TASK TO CARRY OUT: Once you have counted the lines below that contain "Связаться", give that number and nothing else.

EXERCISE MATERIALS:
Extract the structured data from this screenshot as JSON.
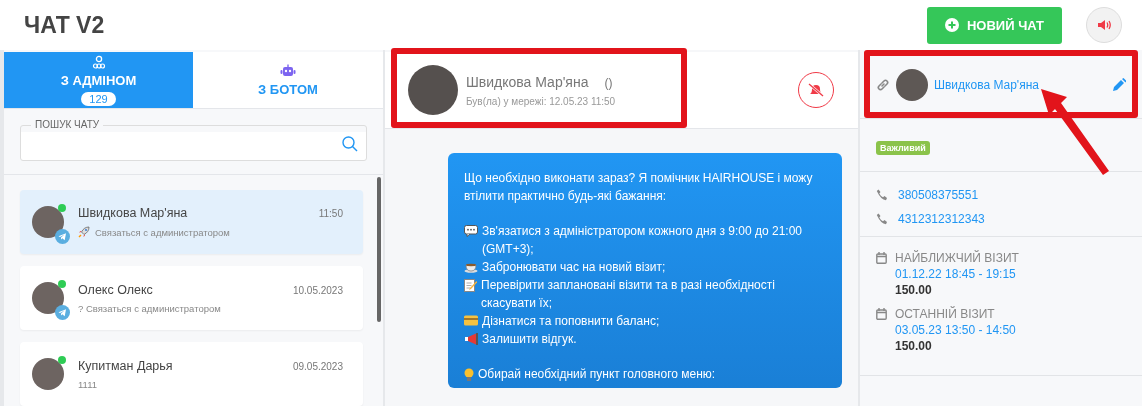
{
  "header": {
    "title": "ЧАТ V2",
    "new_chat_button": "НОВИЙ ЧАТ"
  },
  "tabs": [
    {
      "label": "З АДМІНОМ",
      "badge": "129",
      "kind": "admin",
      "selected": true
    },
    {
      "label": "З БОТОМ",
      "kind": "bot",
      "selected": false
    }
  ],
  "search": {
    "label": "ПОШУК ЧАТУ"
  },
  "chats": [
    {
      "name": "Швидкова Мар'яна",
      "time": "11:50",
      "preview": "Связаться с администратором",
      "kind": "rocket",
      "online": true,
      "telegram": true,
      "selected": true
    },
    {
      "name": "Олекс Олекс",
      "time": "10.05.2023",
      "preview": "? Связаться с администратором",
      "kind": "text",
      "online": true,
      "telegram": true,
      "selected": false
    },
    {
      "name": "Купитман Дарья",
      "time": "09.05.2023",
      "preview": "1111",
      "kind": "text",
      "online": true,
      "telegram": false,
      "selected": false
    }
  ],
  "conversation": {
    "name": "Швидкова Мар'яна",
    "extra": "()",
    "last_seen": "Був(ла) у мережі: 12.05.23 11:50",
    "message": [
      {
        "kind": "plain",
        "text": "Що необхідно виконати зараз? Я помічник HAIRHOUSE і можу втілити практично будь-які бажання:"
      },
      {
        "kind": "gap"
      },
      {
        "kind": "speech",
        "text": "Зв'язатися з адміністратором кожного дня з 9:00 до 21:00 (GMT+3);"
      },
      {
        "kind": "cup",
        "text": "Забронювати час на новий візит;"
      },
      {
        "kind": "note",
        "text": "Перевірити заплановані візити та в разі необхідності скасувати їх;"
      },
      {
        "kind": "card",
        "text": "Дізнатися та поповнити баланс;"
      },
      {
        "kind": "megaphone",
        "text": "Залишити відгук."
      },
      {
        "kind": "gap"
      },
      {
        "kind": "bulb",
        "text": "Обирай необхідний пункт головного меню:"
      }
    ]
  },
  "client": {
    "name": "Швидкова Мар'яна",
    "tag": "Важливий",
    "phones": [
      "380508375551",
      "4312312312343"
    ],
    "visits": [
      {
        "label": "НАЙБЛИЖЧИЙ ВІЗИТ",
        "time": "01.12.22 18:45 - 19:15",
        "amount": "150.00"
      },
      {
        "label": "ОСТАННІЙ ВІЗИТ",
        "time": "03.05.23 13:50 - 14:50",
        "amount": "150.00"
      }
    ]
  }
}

TASK SOLUTION: 2